Seth also points to examples of interoception — our brain’s perception of the states of our internal organs — to illustrate that we also perceive the body not just from the outside in, but also from the inside out. I won’t go into the details here, as the conclusion is the same: that consciousness is a kind of “controlled hallucination that [has] been shaped over millions of years of evolution to keep us alive in worlds full of danger and opportunity.”
Premise 2: Controlled hallucinations (and therefore consciousness) necessarily happen “with and through our living bodies”
I think that premise 2 naturally follows from the arguments that Seth has made so far. The arguments above argue for a bi-directional view of consciousness: that consciousness is generated not just from the outside in (from the sensory inputs we receive from the external world and our bodies), but also from the inside out (from our brain’s prior expectations and beliefs about our physical bodies and the world).
Arguing for a bi-directional view of consciousness leads to the view that consciousness (as defined here) is inextricably bound up with being a biological organism in the world. We don’t simply passively ‘sense’ the world, but we actively construct it, with, and as a result of our biological bodies. Or, as Seth puts it, “we predict ourselves into existence. “
“So our most basic experiences of being a self, of being an embodied organism, are deeply grounded in the biological mechanisms that keep us alive. And when we follow this idea all the way through, we can start to see that all of our conscious experiences, since they all depend on the same mechanisms of predictive perception, all stem from this basic drive to stay alive. We experience the world and ourselves with, through and because of our living bodies.” (emphasis mine)

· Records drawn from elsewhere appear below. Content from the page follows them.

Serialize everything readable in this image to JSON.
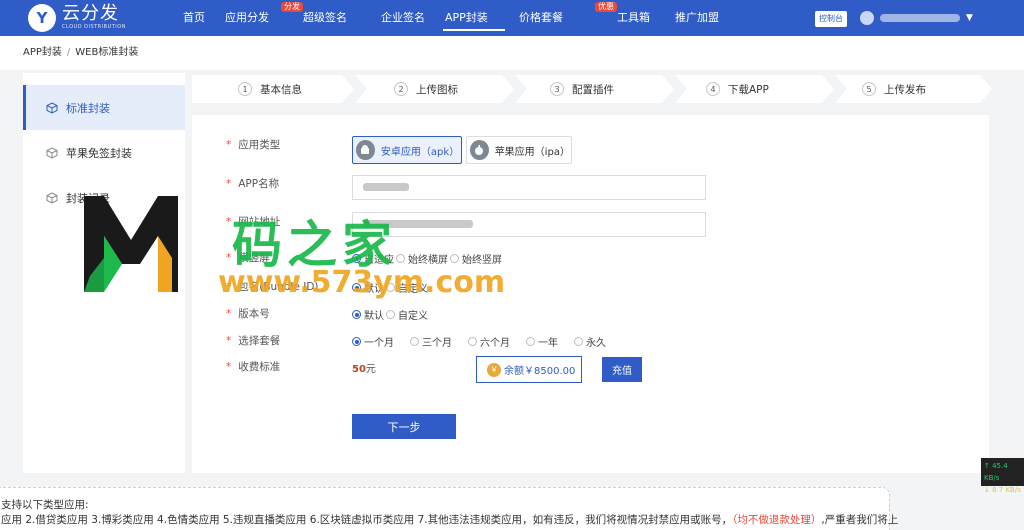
{
  "brand": {
    "name": "云分发",
    "subtitle": "CLOUD DISTRIBUTION",
    "letter": "Y"
  },
  "nav": {
    "items": [
      {
        "label": "首页"
      },
      {
        "label": "应用分发",
        "badge": "分发"
      },
      {
        "label": "超级签名"
      },
      {
        "label": "企业签名"
      },
      {
        "label": "APP封装"
      },
      {
        "label": "价格套餐",
        "badge": "优惠"
      },
      {
        "label": "工具箱"
      },
      {
        "label": "推广加盟"
      }
    ],
    "console_label": "控制台"
  },
  "breadcrumb": {
    "root": "APP封装",
    "sep": "/",
    "current": "WEB标准封装"
  },
  "sidebar": {
    "items": [
      {
        "label": "标准封装"
      },
      {
        "label": "苹果免签封装"
      },
      {
        "label": "封装记录"
      }
    ]
  },
  "steps": [
    {
      "num": "1",
      "label": "基本信息"
    },
    {
      "num": "2",
      "label": "上传图标"
    },
    {
      "num": "3",
      "label": "配置插件"
    },
    {
      "num": "4",
      "label": "下载APP"
    },
    {
      "num": "5",
      "label": "上传发布"
    }
  ],
  "form": {
    "app_type": {
      "label": "应用类型",
      "android": "安卓应用（apk）",
      "ios": "苹果应用（ipa）"
    },
    "app_name": {
      "label": "APP名称"
    },
    "url": {
      "label": "网站地址"
    },
    "orientation": {
      "label": "横竖屏",
      "options": [
        "自适应",
        "始终横屏",
        "始终竖屏"
      ]
    },
    "bundle": {
      "label": "包名(Bundle ID)",
      "options": [
        "默认",
        "自定义"
      ]
    },
    "version": {
      "label": "版本号",
      "options": [
        "默认",
        "自定义"
      ]
    },
    "plan": {
      "label": "选择套餐",
      "options": [
        "一个月",
        "三个月",
        "六个月",
        "一年",
        "永久"
      ]
    },
    "fee": {
      "label": "收费标准",
      "amount": "50",
      "unit": "元"
    },
    "balance": "余额￥8500.00",
    "recharge_label": "充值",
    "next_label": "下一步"
  },
  "notice": {
    "line1": "支持以下类型应用:",
    "line2_prefix": "应用 2.借贷类应用 3.博彩类应用 4.色情类应用 5.违规直播类应用 6.区块链虚拟币类应用 7.其他违法违规类应用，如有违反，我们将视情况封禁应用或账号，",
    "line2_warn": "（均不做退款处理）",
    "line2_suffix": ",严重者我们将上"
  },
  "speed": {
    "up": "↑ 45.4 KB/s",
    "down": "↓ 8.7 KB/s"
  },
  "watermark": {
    "title": "码之家",
    "url": "www.573ym.com"
  },
  "colors": {
    "primary": "#2f5cc6",
    "danger": "#e84a3c",
    "watermark_green": "#18b84a",
    "watermark_orange": "#f0a522"
  }
}
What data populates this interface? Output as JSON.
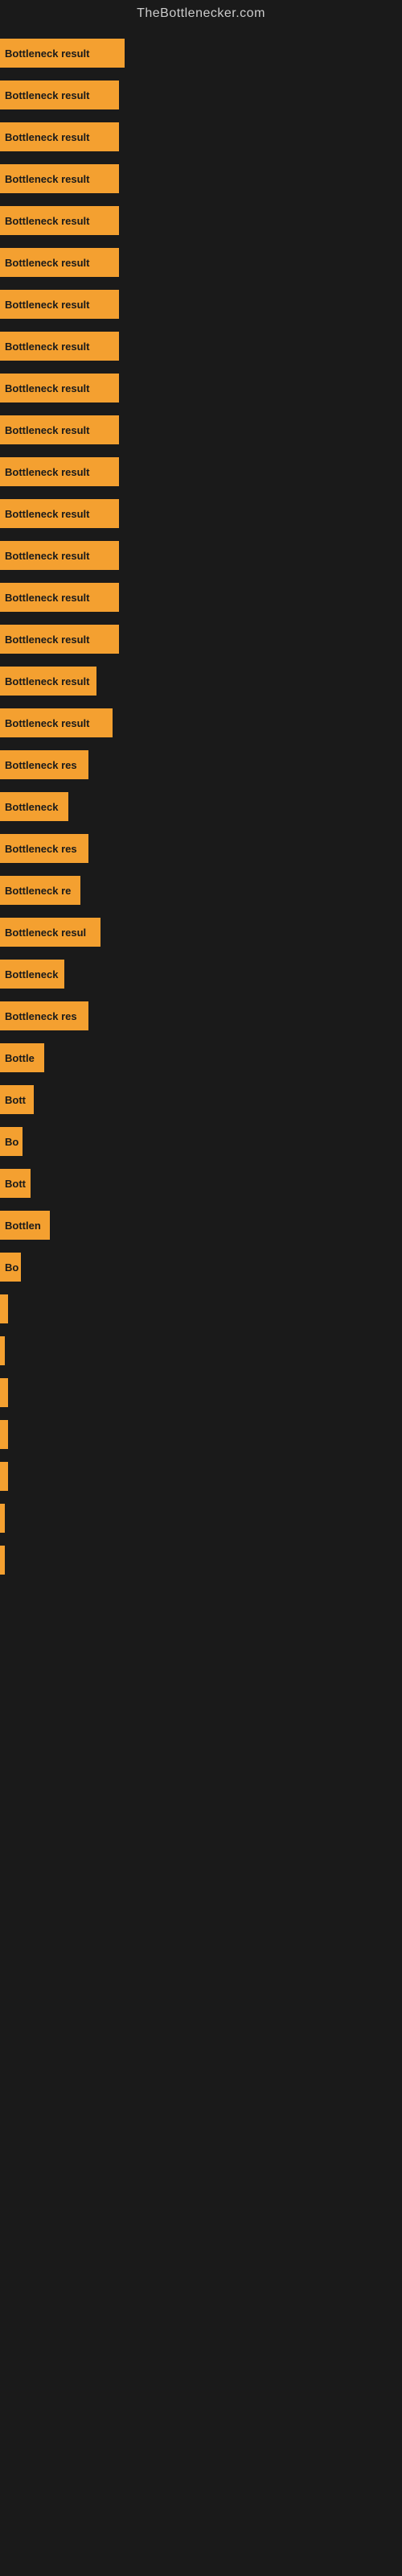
{
  "site": {
    "title": "TheBottlenecker.com"
  },
  "bars": [
    {
      "label": "Bottleneck result",
      "width": 155
    },
    {
      "label": "Bottleneck result",
      "width": 148
    },
    {
      "label": "Bottleneck result",
      "width": 148
    },
    {
      "label": "Bottleneck result",
      "width": 148
    },
    {
      "label": "Bottleneck result",
      "width": 148
    },
    {
      "label": "Bottleneck result",
      "width": 148
    },
    {
      "label": "Bottleneck result",
      "width": 148
    },
    {
      "label": "Bottleneck result",
      "width": 148
    },
    {
      "label": "Bottleneck result",
      "width": 148
    },
    {
      "label": "Bottleneck result",
      "width": 148
    },
    {
      "label": "Bottleneck result",
      "width": 148
    },
    {
      "label": "Bottleneck result",
      "width": 148
    },
    {
      "label": "Bottleneck result",
      "width": 148
    },
    {
      "label": "Bottleneck result",
      "width": 148
    },
    {
      "label": "Bottleneck result",
      "width": 148
    },
    {
      "label": "Bottleneck result",
      "width": 120
    },
    {
      "label": "Bottleneck result",
      "width": 140
    },
    {
      "label": "Bottleneck res",
      "width": 110
    },
    {
      "label": "Bottleneck",
      "width": 85
    },
    {
      "label": "Bottleneck res",
      "width": 110
    },
    {
      "label": "Bottleneck re",
      "width": 100
    },
    {
      "label": "Bottleneck resul",
      "width": 125
    },
    {
      "label": "Bottleneck",
      "width": 80
    },
    {
      "label": "Bottleneck res",
      "width": 110
    },
    {
      "label": "Bottle",
      "width": 55
    },
    {
      "label": "Bott",
      "width": 42
    },
    {
      "label": "Bo",
      "width": 28
    },
    {
      "label": "Bott",
      "width": 38
    },
    {
      "label": "Bottlen",
      "width": 62
    },
    {
      "label": "Bo",
      "width": 26
    },
    {
      "label": "",
      "width": 10
    },
    {
      "label": "",
      "width": 6
    },
    {
      "label": "",
      "width": 10
    },
    {
      "label": "",
      "width": 10
    },
    {
      "label": "",
      "width": 10
    },
    {
      "label": "",
      "width": 6
    },
    {
      "label": "",
      "width": 3
    }
  ]
}
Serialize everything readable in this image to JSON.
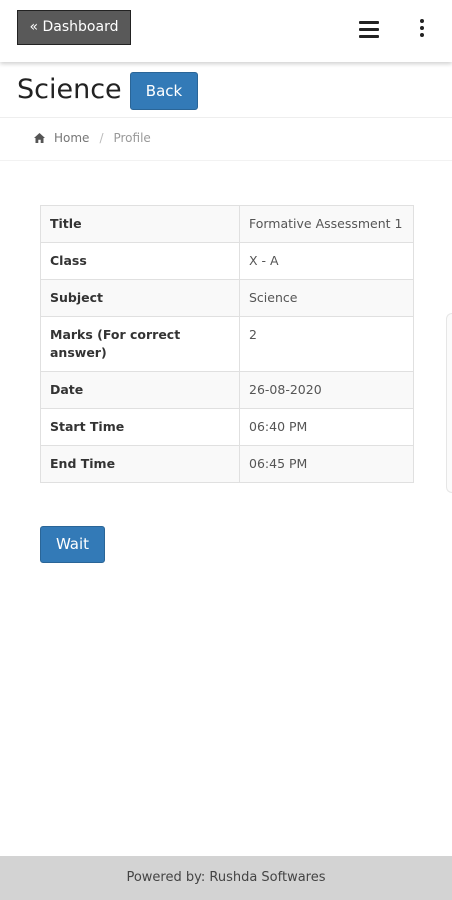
{
  "topbar": {
    "dashboard_label": "« Dashboard",
    "menu_icon": "hamburger-menu-icon",
    "overflow_icon": "vertical-ellipsis-icon"
  },
  "header": {
    "title": "Science",
    "back_label": "Back"
  },
  "breadcrumb": {
    "home_icon": "home-icon",
    "items": [
      "Home",
      "Profile"
    ],
    "separator": "/"
  },
  "details": {
    "rows": [
      {
        "label": "Title",
        "value": "Formative Assessment 1"
      },
      {
        "label": "Class",
        "value": "X - A"
      },
      {
        "label": "Subject",
        "value": "Science"
      },
      {
        "label": "Marks (For correct answer)",
        "value": "2"
      },
      {
        "label": "Date",
        "value": "26-08-2020"
      },
      {
        "label": "Start Time",
        "value": "06:40 PM"
      },
      {
        "label": "End Time",
        "value": "06:45 PM"
      }
    ]
  },
  "actions": {
    "wait_label": "Wait"
  },
  "footer": {
    "text": "Powered by: Rushda Softwares"
  },
  "colors": {
    "primary": "#337ab7",
    "dashboard_bg": "#595959",
    "footer_bg": "#d3d3d3"
  }
}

Premise 3: AI do not have living bodies
Premise 3 is unargued for but presumably uncontentious: AI do not have living bodies. Most contemporary AI is locked inside of a machine — AlphaGo does not have a body. Moreover, importantly, no matter how sophisticated real-world robots get, they will never be made of the same organic material as human beings or biological organisms, which are the result of years of evolution. What Seth has argued is that it is our flesh-and-blood and the way that we have evolved that fundamentally determines the nature of our conscious experiences and this simply will never be possible for AI.
Therefore, his conclusion logically follows —
Conclusion: it is not possible for AI to be conscious
As he summarises it:
“…what it means to be me cannot be reduced to or uploaded to a software program running on a robot, however smart or sophisticated. We are biological, flesh-and-blood animals whose conscious experiences are shaped at all levels by the biological mechanisms that keep us alive. Just making computers smarter is not going to make them sentient.”
…or is it?
This conclusion — that conscious AI is not possible — follows logically given the definition of consciousness that Seth proposes in this talk. It does not necessarily follow from other definitions of consciousness. (If you wanted to propose an alternative definition, you would have to prove that Seth’s definition is neither necessary or sufficient, or both.)
Similarly, this argument proves that AI could not be conscious like us, or like other biological organisms. AI could, however, be conscious in a different way. The challenge would be to prove that this ‘other way’ is a valid way of being conscious. The concept of consciousness is so central to our existence that we wouldn’t want to cheapen it so much as to make AI easily meet some criteria for consciousness. Equally though, it would be interesting to explore alternative definitions of consciousness and consider whether AI could meet those criteria.
Whether you agree with it or not, I think Seth’s argument illustrates an important shift in focus in the current AI debate. Whereas previous debates were centred around tests for intelligence, I think that a more relevant litmus test for AI (and what we really all care about) is whether AI could be conscious.
I’ve embedded the full TED talk below.